(Businessweek) — When you are working for yourself, the responsibility for staying on top of projects, communicating with clients, and collecting money you’re owed falls completely to you. There’s no boss checking in to make sure you are meeting deadlines, no team to keep you on track. It helps to be naturally organized. If you’re not, you can learn to be. “Most people aren’t naturally good golfers, but they can be taught how to do it,” says Lisa Kanarek, founder of WorkingNaked.com in Dallas. If you don’t put in some effort, you’ll have a tough time being successfully self-employed. Mark Miller, a self-employed marketing specialist who founded High Impact Marketing in Los Angeles, says he learned this the hard way. “I have never been a particularly organized or neat person in terms of keeping my things in order. Unfortunately, those traits did not translate well into the business world,” he says.
(Inc.) — Kene Turner understands the value of building a better business. After all, that’s his job. The mission of EpiLife is to help organizations achieve social responsibility by implementing special project-based initiatives within their communities. Before launching EpiLife, Kene worked for the YMCA of New York, where he taught youth entrepreneurial programs. EpiLife is based out of Turner’s home in New York City, and represents his desire to give back to the community that helped him in his own childhood. “When I was a teen I lost my mom to cancer,” he says. “I never knew my father. I was a child in transition. I had family, but not much. The ones that really helped me were members of the community…and it was that message that I want to implement into a venture or business.”
(Huffington Post) — Like so many other Americans who’ve turned to entrepreneuship, I decided to start a home business and start selling the pique assiette mosaic art I’d been designing as a hobby. The first move was to load up on supplies — getting more plates on eBay, colored grout, tile cement and gloves from Home Depot — as my plan was to include planters, candlestick holders and lamps, later adding cremation urns. Everyone had advice: “You need a state tax I.D. number,” — my husband. “I need a web site,” — me.
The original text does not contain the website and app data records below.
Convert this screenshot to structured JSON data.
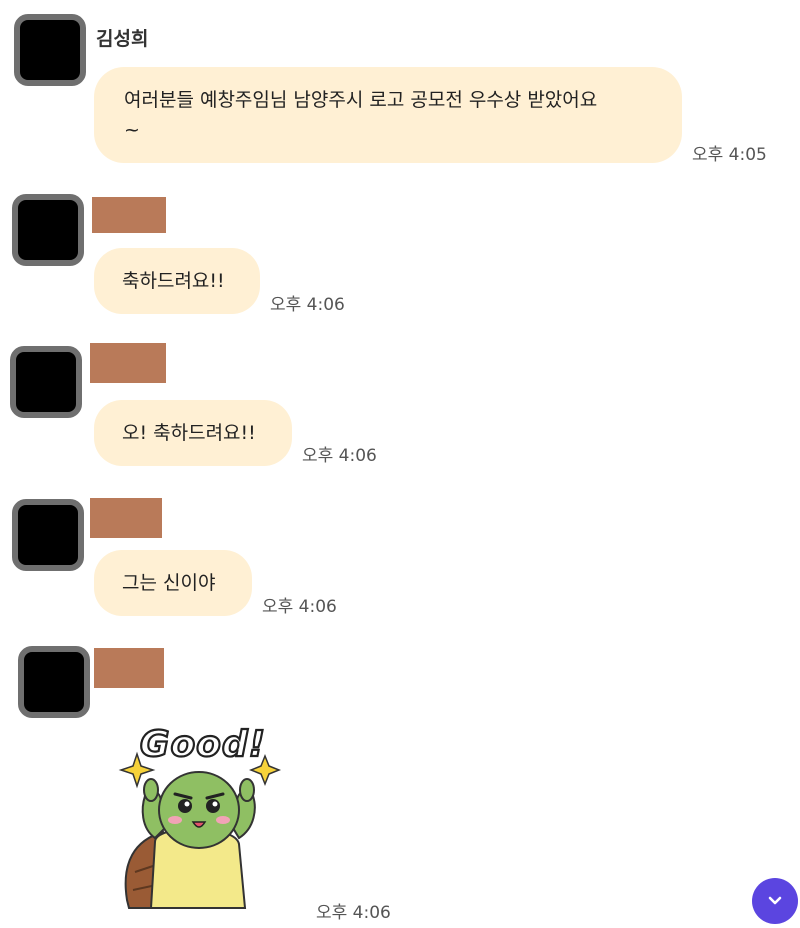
{
  "messages": [
    {
      "sender": "김성희",
      "text_line1": "여러분들 예창주임님 남양주시 로고 공모전 우수상 받았어요",
      "text_line2": "~",
      "time": "오후 4:05"
    },
    {
      "text": "축하드려요!!",
      "time": "오후 4:06"
    },
    {
      "text": "오! 축하드려요!!",
      "time": "오후 4:06"
    },
    {
      "text": "그는 신이야",
      "time": "오후 4:06"
    },
    {
      "sticker": {
        "caption": "Good!",
        "character": "turtle"
      },
      "time": "오후 4:06"
    }
  ],
  "colors": {
    "bubble": "#fff0d4",
    "redaction": "#b97a59",
    "accent": "#5b45e0",
    "avatar_frame": "#6f6f6f"
  },
  "scroll_button": {
    "icon": "chevron-down-icon"
  }
}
(Entrepreneur) — The small-business market has traditionally been populated by corner stores and family-owned businesses. For women with an entrepreneurial streak, small-business opportunities have always been abundant. It’s turning ideas into profitable enterprises that takes dedication and hard work. From stylists and bakers to bookkeepers and designers, women have played an important role in the small-business marketplace. Today, women continue to influence their communities and the business world as a whole by launching successful, home-based companies. The economic downturn has been a catalyst for home-business growth. Take Indianapolis-based writer Emily Suess, for example. “In my case, my home writing business began because I simply needed the money to make ends meet,” she says. “In tough economic times, people become increasingly resourceful about how they market their talents and skills.”